▶ _HOW TO COMPLETE THIS TASK_
All of the records should be given back exactly and in full.

▶ _EXERCISE INPUT_

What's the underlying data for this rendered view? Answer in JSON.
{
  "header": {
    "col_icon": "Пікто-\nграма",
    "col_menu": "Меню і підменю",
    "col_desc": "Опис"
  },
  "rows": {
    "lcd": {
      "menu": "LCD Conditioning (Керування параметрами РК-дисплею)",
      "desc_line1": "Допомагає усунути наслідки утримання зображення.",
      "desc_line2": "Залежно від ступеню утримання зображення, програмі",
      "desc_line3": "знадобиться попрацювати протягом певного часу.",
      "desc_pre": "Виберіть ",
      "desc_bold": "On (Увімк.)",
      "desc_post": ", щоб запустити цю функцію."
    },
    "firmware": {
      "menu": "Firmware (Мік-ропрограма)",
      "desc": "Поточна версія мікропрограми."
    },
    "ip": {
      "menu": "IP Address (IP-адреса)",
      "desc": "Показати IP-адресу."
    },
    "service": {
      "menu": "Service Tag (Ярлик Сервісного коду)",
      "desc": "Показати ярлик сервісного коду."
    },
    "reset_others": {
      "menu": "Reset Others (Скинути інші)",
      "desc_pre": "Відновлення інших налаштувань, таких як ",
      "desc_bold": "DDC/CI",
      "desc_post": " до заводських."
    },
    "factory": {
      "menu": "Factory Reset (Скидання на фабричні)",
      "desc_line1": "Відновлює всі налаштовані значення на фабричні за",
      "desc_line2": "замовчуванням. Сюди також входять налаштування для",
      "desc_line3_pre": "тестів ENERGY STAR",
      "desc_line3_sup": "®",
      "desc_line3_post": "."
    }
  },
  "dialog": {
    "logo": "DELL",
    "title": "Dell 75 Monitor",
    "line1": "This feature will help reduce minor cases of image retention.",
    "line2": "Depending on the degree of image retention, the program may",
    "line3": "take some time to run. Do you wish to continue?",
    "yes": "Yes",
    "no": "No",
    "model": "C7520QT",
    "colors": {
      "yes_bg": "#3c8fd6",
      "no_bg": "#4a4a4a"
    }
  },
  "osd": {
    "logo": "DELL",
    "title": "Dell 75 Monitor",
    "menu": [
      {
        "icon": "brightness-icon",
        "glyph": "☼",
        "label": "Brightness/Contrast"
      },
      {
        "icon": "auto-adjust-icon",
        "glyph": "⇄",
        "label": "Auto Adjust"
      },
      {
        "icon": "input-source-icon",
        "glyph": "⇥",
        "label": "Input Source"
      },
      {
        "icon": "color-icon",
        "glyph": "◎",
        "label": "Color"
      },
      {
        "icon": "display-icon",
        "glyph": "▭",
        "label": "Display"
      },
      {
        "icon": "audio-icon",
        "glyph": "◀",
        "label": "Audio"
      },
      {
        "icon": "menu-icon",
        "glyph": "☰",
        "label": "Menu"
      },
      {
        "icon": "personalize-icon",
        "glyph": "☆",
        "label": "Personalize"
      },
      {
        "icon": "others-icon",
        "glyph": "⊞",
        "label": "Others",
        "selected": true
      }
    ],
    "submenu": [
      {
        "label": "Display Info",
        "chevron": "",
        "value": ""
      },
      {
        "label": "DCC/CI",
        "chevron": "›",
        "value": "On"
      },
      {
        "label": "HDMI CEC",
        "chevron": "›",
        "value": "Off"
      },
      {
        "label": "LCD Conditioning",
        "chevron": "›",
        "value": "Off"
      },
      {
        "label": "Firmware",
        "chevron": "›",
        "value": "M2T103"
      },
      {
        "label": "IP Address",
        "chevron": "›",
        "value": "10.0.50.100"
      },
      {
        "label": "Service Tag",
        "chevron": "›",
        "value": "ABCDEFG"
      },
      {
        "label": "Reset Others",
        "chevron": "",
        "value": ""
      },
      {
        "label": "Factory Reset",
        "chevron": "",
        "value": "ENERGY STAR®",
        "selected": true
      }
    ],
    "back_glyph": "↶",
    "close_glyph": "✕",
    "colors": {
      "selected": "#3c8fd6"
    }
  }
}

▶ _EXERCISE OUTPUT_
What's the underlying data for this rendered view? Answer in JSON.
{
  "header": {
    "col_icon": "Пікто-\nграма",
    "col_menu": "Меню і підменю",
    "col_desc": "Опис"
  },
  "rows": {
    "lcd": {
      "menu": "LCD Conditioning (Керування параметрами РК-дисплею)",
      "desc_line1": "Допомагає усунути наслідки утримання зображення.",
      "desc_line2": "Залежно від ступеню утримання зображення, програмі",
      "desc_line3": "знадобиться попрацювати протягом певного часу.",
      "desc_pre": "Виберіть ",
      "desc_bold": "On (Увімк.)",
      "desc_post": ", щоб запустити цю функцію."
    },
    "firmware": {
      "menu": "Firmware (Мік-ропрограма)",
      "desc": "Поточна версія мікропрограми."
    },
    "ip": {
      "menu": "IP Address (IP-адреса)",
      "desc": "Показати IP-адресу."
    },
    "service": {
      "menu": "Service Tag (Ярлик Сервісного коду)",
      "desc": "Показати ярлик сервісного коду."
    },
    "reset_others": {
      "menu": "Reset Others (Скинути інші)",
      "desc_pre": "Відновлення інших налаштувань, таких як ",
      "desc_bold": "DDC/CI",
      "desc_post": " до заводських."
    },
    "factory": {
      "menu": "Factory Reset (Скидання на фабричні)",
      "desc_line1": "Відновлює всі налаштовані значення на фабричні за",
      "desc_line2": "замовчуванням. Сюди також входять налаштування для",
      "desc_line3_pre": "тестів ENERGY STAR",
      "desc_line3_sup": "®",
      "desc_line3_post": "."
    }
  },
  "dialog": {
    "logo": "DELL",
    "title": "Dell 75 Monitor",
    "line1": "This feature will help reduce minor cases of image retention.",
    "line2": "Depending on the degree of image retention, the program may",
    "line3": "take some time to run. Do you wish to continue?",
    "yes": "Yes",
    "no": "No",
    "model": "C7520QT",
    "colors": {
      "yes_bg": "#3c8fd6",
      "no_bg": "#4a4a4a"
    }
  },
  "osd": {
    "logo": "DELL",
    "title": "Dell 75 Monitor",
    "menu": [
      {
        "icon": "brightness-icon",
        "glyph": "☼",
        "label": "Brightness/Contrast"
      },
      {
        "icon": "auto-adjust-icon",
        "glyph": "⇄",
        "label": "Auto Adjust"
      },
      {
        "icon": "input-source-icon",
        "glyph": "⇥",
        "label": "Input Source"
      },
      {
        "icon": "color-icon",
        "glyph": "◎",
        "label": "Color"
      },
      {
        "icon": "display-icon",
        "glyph": "▭",
        "label": "Display"
      },
      {
        "icon": "audio-icon",
        "glyph": "◀",
        "label": "Audio"
      },
      {
        "icon": "menu-icon",
        "glyph": "☰",
        "label": "Menu"
      },
      {
        "icon": "personalize-icon",
        "glyph": "☆",
        "label": "Personalize"
      },
      {
        "icon": "others-icon",
        "glyph": "⊞",
        "label": "Others",
        "selected": true
      }
    ],
    "submenu": [
      {
        "label": "Display Info",
        "chevron": "",
        "value": ""
      },
      {
        "label": "DCC/CI",
        "chevron": "›",
        "value": "On"
      },
      {
        "label": "HDMI CEC",
        "chevron": "›",
        "value": "Off"
      },
      {
        "label": "LCD Conditioning",
        "chevron": "›",
        "value": "Off"
      },
      {
        "label": "Firmware",
        "chevron": "›",
        "value": "M2T103"
      },
      {
        "label": "IP Address",
        "chevron": "›",
        "value": "10.0.50.100"
      },
      {
        "label": "Service Tag",
        "chevron": "›",
        "value": "ABCDEFG"
      },
      {
        "label": "Reset Others",
        "chevron": "",
        "value": ""
      },
      {
        "label": "Factory Reset",
        "chevron": "",
        "value": "ENERGY STAR®",
        "selected": true
      }
    ],
    "back_glyph": "↶",
    "close_glyph": "✕",
    "colors": {
      "selected": "#3c8fd6"
    }
  }
}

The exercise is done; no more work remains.